Using the records below, filter out every line that lacks "Accounts" and copy the rest.

=== SOURCE RECORDS ===

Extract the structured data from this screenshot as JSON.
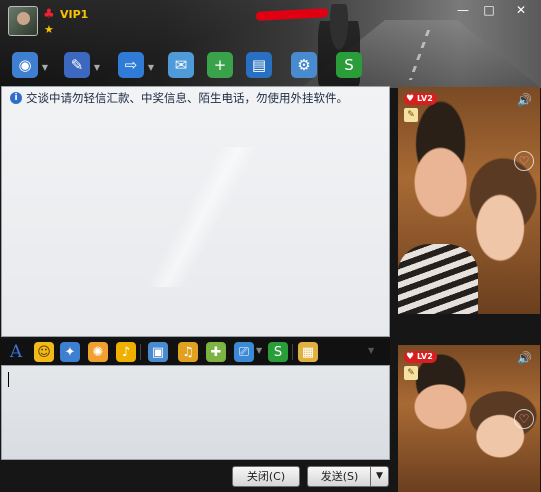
{
  "titlebar": {
    "vip_label": "VIP1",
    "window_controls": {
      "minimize": "—",
      "maximize": "□",
      "close": "✕"
    }
  },
  "toolbar": {
    "items": [
      {
        "icon": "video-call-icon",
        "glyph": "◉",
        "color": "#3f7fd1",
        "has_dropdown": true
      },
      {
        "icon": "voice-call-icon",
        "glyph": "✎",
        "color": "#3c68c0",
        "has_dropdown": true
      },
      {
        "icon": "file-transfer-icon",
        "glyph": "⇨",
        "color": "#2f7bd6",
        "has_dropdown": true
      },
      {
        "icon": "email-icon",
        "glyph": "✉",
        "color": "#4f9bd9",
        "has_dropdown": false
      },
      {
        "icon": "add-contact-icon",
        "glyph": "+",
        "color": "#3aa24a",
        "has_dropdown": false
      },
      {
        "icon": "contact-card-icon",
        "glyph": "▤",
        "color": "#2a70c2",
        "has_dropdown": false
      },
      {
        "icon": "settings-icon",
        "glyph": "⚙",
        "color": "#4a8bd0",
        "has_dropdown": false
      },
      {
        "icon": "service-icon",
        "glyph": "S",
        "color": "#2a9d3a",
        "has_dropdown": false
      }
    ]
  },
  "history": {
    "notice_text": "交谈中请勿轻信汇款、中奖信息、陌生电话，勿使用外挂软件。"
  },
  "input_toolbar": {
    "items": [
      {
        "icon": "font-icon",
        "glyph": "A",
        "color": "transparent",
        "text_color": "#3a74d8"
      },
      {
        "icon": "emoji-icon",
        "glyph": "☺",
        "color": "#f1b91a",
        "text_color": "#5a3a00"
      },
      {
        "icon": "magic-face-icon",
        "glyph": "✦",
        "color": "#3f7fd1",
        "text_color": "#fff"
      },
      {
        "icon": "shake-icon",
        "glyph": "✺",
        "color": "#f0a030",
        "text_color": "#fff"
      },
      {
        "icon": "voice-message-icon",
        "glyph": "♪",
        "color": "#f0b000",
        "text_color": "#fff"
      },
      {
        "icon": "image-icon",
        "glyph": "▣",
        "color": "#4a8bd0",
        "text_color": "#fff"
      },
      {
        "icon": "music-icon",
        "glyph": "♫",
        "color": "#e0a020",
        "text_color": "#fff"
      },
      {
        "icon": "gift-icon",
        "glyph": "✚",
        "color": "#7cb342",
        "text_color": "#fff"
      },
      {
        "icon": "screenshot-icon",
        "glyph": "⎚",
        "color": "#3a8ad6",
        "text_color": "#fff"
      },
      {
        "icon": "service-icon",
        "glyph": "S",
        "color": "#2a9d3a",
        "text_color": "#fff"
      },
      {
        "icon": "chat-history-icon",
        "glyph": "▦",
        "color": "#e0b040",
        "text_color": "#fff"
      }
    ]
  },
  "buttons": {
    "close_label": "关闭(C)",
    "send_label": "发送(S)",
    "send_dropdown": "▼"
  },
  "video_top": {
    "level_badge": "LV2",
    "speaker": "🔊",
    "heart": "♡"
  },
  "video_bottom": {
    "level_badge": "LV2",
    "speaker": "🔊",
    "heart": "♡"
  }
}
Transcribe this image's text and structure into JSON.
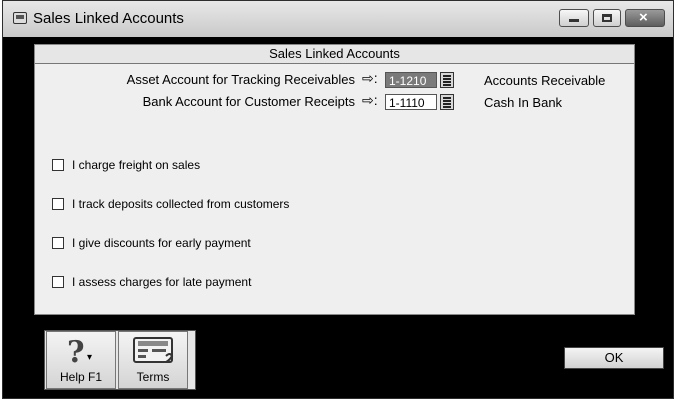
{
  "window": {
    "title": "Sales Linked Accounts"
  },
  "panel": {
    "header": "Sales Linked Accounts"
  },
  "fields": [
    {
      "label": "Asset Account for Tracking Receivables",
      "arrow": "⇨:",
      "account": "1-1210",
      "name": "Accounts Receivable"
    },
    {
      "label": "Bank Account for Customer Receipts",
      "arrow": "⇨:",
      "account": "1-1110",
      "name": "Cash In Bank"
    }
  ],
  "checkboxes": [
    {
      "label": "I charge freight on sales",
      "checked": false
    },
    {
      "label": "I track deposits collected from customers",
      "checked": false
    },
    {
      "label": "I give discounts for early payment",
      "checked": false
    },
    {
      "label": "I assess charges for late payment",
      "checked": false
    }
  ],
  "buttons": {
    "help": "Help F1",
    "terms": "Terms",
    "ok": "OK"
  },
  "icons": {
    "app": "window-icon",
    "help": "question-mark-icon",
    "terms": "card-icon"
  }
}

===

### COMPLETED TASK:
    "title": "Sales Linked Accounts"
    "header": "Sales Linked Accounts"
      "name": "Accounts Receivable"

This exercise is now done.